INSTRUCTIONS TO FOLLOW: Across all entries below, how many lines include "Uppvärmd"? Answer with the number alone.

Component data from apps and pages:
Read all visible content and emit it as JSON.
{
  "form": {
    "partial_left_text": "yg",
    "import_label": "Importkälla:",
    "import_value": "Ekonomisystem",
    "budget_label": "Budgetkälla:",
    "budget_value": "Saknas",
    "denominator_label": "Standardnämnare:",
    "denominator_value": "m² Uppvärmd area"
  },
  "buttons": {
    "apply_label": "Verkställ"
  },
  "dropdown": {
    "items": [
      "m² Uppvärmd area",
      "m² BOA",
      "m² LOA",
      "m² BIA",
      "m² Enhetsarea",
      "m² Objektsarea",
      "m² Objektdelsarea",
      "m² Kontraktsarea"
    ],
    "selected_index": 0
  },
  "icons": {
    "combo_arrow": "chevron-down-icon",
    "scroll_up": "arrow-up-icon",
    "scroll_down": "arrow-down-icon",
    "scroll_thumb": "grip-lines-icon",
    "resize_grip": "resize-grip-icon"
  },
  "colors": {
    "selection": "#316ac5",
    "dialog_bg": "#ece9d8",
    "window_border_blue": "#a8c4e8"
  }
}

YOUR RESPONSE: 2